The Spanish Empire conquered the Canary Islands in the 1490s, and it remains an autonomous region of Spain today. The islands were divided into two provinces in 1927, Las Palmas and Santa Cruz de Tenerife.
Because of its centuries-old association with Spain, most of the Canary Islands’ inhabitants identify themselves as Roman Catholics. In 1930, two Pentecostal women Amy Ausherman and Florence Isaacson, arrived on the islands and began to minister. They left in 1936, and because of the civil war that erupted in Spain and spread to the islands, they could not return.
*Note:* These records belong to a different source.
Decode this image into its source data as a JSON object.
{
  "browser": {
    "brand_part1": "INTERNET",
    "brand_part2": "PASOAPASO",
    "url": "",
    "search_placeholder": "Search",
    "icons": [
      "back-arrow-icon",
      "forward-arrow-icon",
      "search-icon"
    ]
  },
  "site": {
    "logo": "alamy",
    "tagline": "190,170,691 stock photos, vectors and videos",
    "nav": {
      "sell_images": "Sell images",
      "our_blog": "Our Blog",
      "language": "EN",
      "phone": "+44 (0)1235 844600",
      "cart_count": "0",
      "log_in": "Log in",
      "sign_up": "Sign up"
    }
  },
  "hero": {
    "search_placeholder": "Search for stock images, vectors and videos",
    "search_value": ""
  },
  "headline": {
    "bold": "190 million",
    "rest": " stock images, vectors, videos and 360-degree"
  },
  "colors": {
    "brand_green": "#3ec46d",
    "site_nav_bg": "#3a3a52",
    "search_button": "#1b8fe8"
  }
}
Other missionaries followed. However, in 1973 the Assemblies of God began to reap the fruits of many years’ labor in the Canary Islands. Missionaries Anthony and Rita Giordano arrived in Las Palmas and opened Casa Agape (House of Divine Love), a beachside coffeehouse. There, they evangelized and shared the Gospel with foreign tourists and island natives.
In October 1977, the Assemblies of God in the Canary Islands held its first general convention. During the convention, it was decided that a stronger emphasis of evangelism across the islands was needed. As a result, the Assemblies of God Bible Institute of the Canary Islands was established in 1987. Thus, trained ministers and Christian workers preach the Gospel among the Canary Islands, utilizing Royal Ranges, youth camps, and Christian radio broadcasts as evangelism tools.
The Movement Today
The Assemblies of God in the Canary Islands report the following statistics: 51 ministers, 26 churches and preaching points, 2,034 members and adherents, and one Bible school with two extension programs enrolling a total of 38 students.
Additional Facts About the Canary Islands
- Provincial Capitals: Santa Cruz de Tenerife and Las Palmas
- Area: 2,893 square miles
- Population: 2.1 million
- Agriculture: Bananas, citrus fruits, sugarcane, figs, peaches, wine grapes, grain, tomatoes, onions and potatoes
- Industry: textiles and fine embroideries